[Opening Data records section]
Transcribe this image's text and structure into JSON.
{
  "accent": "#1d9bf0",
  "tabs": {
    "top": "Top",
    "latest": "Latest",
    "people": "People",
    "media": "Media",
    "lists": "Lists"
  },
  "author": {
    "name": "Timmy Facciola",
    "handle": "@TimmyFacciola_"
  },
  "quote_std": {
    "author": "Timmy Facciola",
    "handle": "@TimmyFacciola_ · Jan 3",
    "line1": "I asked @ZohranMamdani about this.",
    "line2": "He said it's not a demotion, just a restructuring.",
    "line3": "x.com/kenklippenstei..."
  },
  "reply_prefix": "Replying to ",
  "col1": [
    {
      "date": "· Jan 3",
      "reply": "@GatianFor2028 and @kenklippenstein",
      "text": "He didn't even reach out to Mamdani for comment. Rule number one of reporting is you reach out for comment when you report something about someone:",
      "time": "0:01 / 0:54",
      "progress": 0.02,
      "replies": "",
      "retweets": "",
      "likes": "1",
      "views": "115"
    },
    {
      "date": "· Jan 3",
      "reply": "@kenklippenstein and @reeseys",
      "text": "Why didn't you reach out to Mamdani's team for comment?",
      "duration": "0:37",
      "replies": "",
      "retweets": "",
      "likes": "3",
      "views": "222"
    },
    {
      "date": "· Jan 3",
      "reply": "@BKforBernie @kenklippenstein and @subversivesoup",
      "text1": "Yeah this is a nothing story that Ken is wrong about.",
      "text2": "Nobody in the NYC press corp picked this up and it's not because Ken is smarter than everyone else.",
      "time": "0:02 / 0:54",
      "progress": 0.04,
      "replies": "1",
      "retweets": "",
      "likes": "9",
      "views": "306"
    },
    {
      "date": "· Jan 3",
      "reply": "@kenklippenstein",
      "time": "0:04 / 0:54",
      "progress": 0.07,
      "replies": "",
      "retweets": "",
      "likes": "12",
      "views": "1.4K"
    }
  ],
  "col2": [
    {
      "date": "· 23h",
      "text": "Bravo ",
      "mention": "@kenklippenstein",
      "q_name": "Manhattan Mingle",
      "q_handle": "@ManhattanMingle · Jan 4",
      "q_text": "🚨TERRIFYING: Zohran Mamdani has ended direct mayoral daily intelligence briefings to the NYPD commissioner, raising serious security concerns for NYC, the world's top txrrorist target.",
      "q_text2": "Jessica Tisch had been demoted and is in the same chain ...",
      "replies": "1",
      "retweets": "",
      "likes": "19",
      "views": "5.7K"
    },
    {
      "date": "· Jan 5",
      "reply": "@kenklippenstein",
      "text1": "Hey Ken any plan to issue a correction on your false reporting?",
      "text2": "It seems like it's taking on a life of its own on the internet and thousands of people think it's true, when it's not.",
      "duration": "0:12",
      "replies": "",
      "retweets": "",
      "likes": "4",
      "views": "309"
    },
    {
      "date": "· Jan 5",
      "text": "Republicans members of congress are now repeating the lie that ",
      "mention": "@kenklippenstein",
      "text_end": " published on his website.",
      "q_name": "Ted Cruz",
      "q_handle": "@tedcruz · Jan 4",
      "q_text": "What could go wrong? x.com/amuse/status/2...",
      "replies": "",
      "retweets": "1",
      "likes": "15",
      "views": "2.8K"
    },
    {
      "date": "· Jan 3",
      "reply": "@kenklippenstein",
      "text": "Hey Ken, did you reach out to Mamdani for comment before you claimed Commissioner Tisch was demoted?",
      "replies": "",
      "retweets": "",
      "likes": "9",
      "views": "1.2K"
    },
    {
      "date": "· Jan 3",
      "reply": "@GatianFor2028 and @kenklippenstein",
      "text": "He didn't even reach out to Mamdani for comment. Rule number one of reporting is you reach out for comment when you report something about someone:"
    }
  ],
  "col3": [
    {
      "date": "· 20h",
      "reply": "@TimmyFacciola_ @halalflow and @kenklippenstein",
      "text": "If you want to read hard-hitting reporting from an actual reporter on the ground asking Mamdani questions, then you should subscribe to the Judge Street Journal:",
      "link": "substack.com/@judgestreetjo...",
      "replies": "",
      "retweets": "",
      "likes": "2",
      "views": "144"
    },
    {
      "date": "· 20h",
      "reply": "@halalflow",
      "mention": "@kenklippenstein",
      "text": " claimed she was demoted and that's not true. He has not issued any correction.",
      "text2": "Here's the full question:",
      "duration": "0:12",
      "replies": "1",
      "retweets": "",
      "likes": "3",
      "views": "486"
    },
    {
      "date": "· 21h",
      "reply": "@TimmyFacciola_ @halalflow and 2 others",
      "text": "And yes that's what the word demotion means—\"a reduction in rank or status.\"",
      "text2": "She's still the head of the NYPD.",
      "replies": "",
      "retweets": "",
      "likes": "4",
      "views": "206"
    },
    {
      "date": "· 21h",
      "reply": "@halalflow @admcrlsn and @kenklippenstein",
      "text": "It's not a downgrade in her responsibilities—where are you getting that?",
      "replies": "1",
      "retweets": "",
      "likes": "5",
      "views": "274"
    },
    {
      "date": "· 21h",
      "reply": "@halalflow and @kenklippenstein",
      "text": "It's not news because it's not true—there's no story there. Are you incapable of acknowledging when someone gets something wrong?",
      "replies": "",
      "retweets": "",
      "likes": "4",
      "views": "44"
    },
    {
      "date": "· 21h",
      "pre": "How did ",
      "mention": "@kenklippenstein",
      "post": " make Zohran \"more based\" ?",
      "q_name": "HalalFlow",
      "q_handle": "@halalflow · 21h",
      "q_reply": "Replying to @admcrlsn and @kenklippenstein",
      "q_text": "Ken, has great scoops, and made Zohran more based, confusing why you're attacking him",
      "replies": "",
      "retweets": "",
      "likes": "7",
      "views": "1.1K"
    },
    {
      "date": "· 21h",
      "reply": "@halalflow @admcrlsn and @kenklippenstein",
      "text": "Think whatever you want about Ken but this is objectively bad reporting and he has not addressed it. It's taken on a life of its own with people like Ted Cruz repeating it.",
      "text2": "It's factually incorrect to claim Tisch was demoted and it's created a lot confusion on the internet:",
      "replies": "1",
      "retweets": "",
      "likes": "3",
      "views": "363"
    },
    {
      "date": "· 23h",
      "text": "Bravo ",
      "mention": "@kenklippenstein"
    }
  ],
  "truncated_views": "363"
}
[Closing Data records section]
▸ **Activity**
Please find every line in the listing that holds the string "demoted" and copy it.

▸ **Answer box**
      "q_text2": "Jessica Tisch had been demoted and is in the same chain ...",
      "text": "Hey Ken, did you reach out to Mamdani for comment before you claimed Commissioner Tisch was demoted?",
      "text": " claimed she was demoted and that's not true. He has not issued any correction.",
      "text2": "It's factually incorrect to claim Tisch was demoted and it's created a lot confusion on the internet:",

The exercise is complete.